According to the report, it was an especially tough fundraising year for direct-to-consumer companies, which accounted for only 37 percent of the deals in 2022, as opposed to 43 percent in 2021. With inflation eroding consumers’ discretionary dollars, some companies, like Oura and Noom, began targeting employers by offering solutions to modernize health and wellness benefits.

The End of a Funding Cycle

As the report title suggests, Rock Health views 2022 as representing the end of a broader macro funding cycle that began in Q3 2019 when quarter-over-quarter digital health investments increased in seven out of eight quarters, with the one dip occurring in Q2 2020. The cycle peaked in Q2 2021. After that, funding levels steadily dropped in every quarter, apart from modest increases in Q4 2021 and Q4 2022.

Figure 3. Consecutive Quarters of Digital Health Funding, Q3 2019 to Q4 2022

Source: Recreated from Rock Health Report.1

The upward trajectory of the cycle was driven by a number of factors that made investors more confident in making large bets on digital health, including:

  • Digital health innovation spurred by the COVID-19 pandemic
  • Government stimulus measures that artificially reduced cost of capital, and
  • Regulatory reform

But after the 2021 Q2 peak, investors began pulling back, Rock Health notes, citing supply chain challenges, inflation, and interest rate hikes. What was at first a small decline gradually accelerated in the first six months of 2022 when average quarterly funding fell from $7.1 billion to $5.2 billion, before dropping to $2.4 billion during the second half of 2022. At $2.7 billion, Q4 2022 funding was 68 percent below the Q2 2021 peak of $8.48 billion.

What Happens Next?

The key question, of course, is whether we’ve reached the end of the latest digital health funding cycle or can expect more low funding quarters in 2023. It’s “too early to say” whether funding levels have bottomed out, Rock Health says. “With recession concerns looming,” digital health funding levels for 2023 might not exceed $10 billion, which would make it the lowest funding year since 2019, the report cautions.

However, Rock Health suggests that there are “signals” that investment will pick up again. The economic slowdown has enabled venture capital firms to stockpile cash for future investments. Meanwhile, the reduction of initial public offerings has made exit strategies difficult, which may put more late-stage digital health companies back in play.

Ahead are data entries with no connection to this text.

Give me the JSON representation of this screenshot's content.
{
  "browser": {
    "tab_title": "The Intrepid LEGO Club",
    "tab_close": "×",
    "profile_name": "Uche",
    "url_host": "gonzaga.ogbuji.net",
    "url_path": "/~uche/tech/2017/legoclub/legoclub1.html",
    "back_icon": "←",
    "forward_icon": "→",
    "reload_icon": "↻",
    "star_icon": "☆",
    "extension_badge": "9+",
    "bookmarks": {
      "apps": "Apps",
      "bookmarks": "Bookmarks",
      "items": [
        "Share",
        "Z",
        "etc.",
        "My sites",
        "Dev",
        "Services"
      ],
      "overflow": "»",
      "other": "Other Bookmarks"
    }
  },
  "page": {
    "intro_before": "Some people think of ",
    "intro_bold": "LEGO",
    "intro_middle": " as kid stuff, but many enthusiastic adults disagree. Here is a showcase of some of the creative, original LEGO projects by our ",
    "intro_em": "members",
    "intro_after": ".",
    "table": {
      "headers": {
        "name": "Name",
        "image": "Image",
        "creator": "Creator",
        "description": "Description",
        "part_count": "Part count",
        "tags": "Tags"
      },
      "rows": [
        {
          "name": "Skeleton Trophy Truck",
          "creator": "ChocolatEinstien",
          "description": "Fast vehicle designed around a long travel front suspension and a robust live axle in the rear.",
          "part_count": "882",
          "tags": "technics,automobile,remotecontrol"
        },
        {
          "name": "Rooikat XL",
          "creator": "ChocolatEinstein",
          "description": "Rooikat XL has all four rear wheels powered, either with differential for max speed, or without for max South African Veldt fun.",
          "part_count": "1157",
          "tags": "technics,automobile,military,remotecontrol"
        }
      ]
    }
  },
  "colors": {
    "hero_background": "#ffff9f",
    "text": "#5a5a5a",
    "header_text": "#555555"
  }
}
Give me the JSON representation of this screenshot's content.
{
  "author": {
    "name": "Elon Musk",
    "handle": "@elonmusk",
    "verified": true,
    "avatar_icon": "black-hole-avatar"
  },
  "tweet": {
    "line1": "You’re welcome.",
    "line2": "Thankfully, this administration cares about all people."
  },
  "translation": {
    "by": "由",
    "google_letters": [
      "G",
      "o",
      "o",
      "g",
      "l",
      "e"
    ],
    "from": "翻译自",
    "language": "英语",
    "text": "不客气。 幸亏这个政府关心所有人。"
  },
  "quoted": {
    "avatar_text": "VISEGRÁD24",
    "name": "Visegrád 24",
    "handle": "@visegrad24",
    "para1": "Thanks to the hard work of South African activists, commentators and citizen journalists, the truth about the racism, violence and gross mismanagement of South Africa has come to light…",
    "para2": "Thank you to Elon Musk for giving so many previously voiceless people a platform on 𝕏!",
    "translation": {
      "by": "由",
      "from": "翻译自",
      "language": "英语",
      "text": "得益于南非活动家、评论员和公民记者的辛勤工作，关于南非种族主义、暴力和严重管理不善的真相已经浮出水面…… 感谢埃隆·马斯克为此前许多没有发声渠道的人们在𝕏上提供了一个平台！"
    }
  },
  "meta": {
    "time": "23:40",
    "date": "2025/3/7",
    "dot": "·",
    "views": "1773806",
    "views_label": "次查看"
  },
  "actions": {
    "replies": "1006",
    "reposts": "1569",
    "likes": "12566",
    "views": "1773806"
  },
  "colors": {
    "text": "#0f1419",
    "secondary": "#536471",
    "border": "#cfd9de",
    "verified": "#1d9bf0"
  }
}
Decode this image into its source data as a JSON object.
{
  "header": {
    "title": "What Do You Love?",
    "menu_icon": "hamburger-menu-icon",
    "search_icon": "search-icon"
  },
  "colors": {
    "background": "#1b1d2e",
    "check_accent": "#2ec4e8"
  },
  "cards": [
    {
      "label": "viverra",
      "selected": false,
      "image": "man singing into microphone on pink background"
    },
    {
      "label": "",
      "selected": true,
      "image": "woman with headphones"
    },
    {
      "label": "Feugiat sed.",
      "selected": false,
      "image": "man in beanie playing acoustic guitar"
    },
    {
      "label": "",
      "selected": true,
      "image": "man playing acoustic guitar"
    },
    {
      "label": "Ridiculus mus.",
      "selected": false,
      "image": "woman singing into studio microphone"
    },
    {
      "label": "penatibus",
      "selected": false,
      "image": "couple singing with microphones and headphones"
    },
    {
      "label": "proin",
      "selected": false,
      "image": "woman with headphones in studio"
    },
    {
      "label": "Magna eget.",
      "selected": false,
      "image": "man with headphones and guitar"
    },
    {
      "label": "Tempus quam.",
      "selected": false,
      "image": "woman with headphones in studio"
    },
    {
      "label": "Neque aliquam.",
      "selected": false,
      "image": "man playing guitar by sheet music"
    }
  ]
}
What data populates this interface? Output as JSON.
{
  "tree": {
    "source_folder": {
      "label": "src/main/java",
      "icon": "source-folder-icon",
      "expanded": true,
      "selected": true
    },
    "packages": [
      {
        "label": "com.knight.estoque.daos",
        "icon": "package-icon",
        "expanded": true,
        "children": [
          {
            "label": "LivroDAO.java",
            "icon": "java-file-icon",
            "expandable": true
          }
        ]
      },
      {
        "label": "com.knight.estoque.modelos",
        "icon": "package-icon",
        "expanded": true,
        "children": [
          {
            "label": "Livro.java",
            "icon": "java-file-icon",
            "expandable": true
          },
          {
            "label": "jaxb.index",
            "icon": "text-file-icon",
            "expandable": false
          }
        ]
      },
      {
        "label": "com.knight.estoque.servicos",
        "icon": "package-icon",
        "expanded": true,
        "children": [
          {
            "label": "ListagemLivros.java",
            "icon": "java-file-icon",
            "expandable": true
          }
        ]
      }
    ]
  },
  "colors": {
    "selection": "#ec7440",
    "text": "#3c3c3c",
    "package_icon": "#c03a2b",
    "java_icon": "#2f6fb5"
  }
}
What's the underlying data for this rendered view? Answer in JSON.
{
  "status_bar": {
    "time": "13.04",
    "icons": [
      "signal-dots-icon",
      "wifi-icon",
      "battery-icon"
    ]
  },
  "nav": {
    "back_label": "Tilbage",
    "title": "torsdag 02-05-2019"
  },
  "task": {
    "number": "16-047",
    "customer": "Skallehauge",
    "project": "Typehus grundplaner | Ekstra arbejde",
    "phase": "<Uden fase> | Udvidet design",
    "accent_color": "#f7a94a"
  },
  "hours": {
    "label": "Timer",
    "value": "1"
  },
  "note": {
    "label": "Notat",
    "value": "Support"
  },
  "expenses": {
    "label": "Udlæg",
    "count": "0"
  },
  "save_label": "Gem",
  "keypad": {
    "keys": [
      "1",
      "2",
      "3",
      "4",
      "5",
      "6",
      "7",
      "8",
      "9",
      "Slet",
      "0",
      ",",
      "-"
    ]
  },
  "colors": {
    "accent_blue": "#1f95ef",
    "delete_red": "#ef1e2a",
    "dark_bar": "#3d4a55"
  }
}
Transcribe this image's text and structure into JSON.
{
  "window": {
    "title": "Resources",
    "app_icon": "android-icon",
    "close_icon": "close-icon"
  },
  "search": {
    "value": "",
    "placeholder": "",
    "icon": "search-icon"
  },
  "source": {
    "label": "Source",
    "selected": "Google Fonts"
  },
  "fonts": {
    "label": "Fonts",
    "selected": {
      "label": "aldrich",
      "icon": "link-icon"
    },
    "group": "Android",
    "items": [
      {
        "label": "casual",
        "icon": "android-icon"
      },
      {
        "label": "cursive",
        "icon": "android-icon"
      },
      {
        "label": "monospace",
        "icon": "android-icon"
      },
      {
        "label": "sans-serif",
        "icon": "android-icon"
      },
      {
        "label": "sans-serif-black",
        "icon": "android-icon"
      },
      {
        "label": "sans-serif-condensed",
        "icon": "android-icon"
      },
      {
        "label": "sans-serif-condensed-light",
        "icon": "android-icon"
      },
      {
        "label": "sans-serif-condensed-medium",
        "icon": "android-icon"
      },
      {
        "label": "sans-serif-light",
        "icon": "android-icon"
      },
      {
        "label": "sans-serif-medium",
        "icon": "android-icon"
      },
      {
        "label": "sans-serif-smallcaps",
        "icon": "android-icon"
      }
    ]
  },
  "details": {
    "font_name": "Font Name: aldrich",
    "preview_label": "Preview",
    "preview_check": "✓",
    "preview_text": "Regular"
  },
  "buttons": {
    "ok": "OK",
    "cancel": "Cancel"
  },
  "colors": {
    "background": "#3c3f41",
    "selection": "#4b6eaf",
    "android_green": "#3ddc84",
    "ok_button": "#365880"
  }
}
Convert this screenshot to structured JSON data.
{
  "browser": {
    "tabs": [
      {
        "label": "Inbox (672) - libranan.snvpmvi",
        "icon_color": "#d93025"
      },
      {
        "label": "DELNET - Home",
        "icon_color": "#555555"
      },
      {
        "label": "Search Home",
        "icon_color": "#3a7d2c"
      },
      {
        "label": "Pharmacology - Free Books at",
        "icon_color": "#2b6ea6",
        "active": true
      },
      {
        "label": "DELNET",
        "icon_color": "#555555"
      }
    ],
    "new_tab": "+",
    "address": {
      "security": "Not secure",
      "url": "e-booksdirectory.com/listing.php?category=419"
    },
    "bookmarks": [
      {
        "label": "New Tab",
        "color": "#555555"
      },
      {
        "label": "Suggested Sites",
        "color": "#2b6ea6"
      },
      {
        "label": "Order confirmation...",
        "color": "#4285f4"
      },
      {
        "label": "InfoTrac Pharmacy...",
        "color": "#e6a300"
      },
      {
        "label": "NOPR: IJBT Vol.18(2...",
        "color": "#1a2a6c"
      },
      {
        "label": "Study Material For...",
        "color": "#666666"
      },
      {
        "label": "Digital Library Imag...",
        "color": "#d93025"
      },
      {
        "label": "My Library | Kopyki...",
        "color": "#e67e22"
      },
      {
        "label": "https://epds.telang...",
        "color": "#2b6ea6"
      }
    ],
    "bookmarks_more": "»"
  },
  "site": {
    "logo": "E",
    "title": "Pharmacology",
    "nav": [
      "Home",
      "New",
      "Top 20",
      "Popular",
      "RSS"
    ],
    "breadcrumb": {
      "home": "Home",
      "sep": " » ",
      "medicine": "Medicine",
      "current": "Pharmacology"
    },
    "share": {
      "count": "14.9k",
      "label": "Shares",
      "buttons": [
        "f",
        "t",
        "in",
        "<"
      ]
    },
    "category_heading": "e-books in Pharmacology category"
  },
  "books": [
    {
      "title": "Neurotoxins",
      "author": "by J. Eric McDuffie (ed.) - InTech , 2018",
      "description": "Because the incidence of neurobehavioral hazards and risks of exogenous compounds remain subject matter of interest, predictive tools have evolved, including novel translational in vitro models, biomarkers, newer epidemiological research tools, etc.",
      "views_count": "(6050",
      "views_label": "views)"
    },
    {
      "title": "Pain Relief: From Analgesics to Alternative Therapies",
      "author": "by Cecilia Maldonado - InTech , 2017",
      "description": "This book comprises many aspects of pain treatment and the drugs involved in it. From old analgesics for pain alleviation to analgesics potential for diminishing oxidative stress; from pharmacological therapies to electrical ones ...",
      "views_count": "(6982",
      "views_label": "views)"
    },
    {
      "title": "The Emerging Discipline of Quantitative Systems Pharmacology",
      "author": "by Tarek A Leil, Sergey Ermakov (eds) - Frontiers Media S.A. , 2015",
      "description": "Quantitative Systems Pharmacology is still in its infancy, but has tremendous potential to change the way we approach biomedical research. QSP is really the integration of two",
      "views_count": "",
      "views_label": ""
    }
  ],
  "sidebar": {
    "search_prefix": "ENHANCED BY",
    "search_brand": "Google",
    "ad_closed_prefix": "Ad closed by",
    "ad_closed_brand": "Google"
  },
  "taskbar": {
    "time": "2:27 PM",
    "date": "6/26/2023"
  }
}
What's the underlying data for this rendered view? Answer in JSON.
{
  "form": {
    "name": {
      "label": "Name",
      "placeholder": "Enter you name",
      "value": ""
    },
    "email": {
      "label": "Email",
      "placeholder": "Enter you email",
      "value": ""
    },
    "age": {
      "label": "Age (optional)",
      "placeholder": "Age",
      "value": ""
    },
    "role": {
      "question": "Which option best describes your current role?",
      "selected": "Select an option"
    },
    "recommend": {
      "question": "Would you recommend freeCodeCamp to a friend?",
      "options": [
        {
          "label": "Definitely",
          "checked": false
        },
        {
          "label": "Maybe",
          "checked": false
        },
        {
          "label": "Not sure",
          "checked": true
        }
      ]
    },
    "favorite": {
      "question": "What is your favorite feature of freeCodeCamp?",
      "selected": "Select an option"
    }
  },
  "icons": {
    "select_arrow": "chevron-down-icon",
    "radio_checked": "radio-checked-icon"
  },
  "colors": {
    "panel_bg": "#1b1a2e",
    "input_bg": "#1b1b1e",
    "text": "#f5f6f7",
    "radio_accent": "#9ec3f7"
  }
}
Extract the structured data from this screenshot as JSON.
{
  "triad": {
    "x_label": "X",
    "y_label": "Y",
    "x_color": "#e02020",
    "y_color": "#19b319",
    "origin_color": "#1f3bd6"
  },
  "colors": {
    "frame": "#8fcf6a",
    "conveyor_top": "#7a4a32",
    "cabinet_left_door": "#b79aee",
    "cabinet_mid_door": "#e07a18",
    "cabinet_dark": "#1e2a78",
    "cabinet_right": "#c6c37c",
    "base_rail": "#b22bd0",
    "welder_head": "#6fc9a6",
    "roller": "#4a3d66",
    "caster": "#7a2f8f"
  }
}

The one thing that does seem certain is that the 2019 to 2021 growth surge was more anomaly than norm. If and when fundraising does pick up, Rock Health expects the trajectory to look more like it did back in 2011 to 2019 when growth was slower, more sustained, and more in line with startup risk and the prioritization of companies to take “measured paths to success.”


  1. Rock Health, “2022 year-end digital health funding: Lessons at the end of a funding cycle.” January 9, 2023. Accessed at https://rockhealth.com/insights/2022-year-end-digital-health-funding-lessons-at-the-end-of-a-funding-cycle/

Subscribe to view Essential

Start a Free Trial for immediate access to this article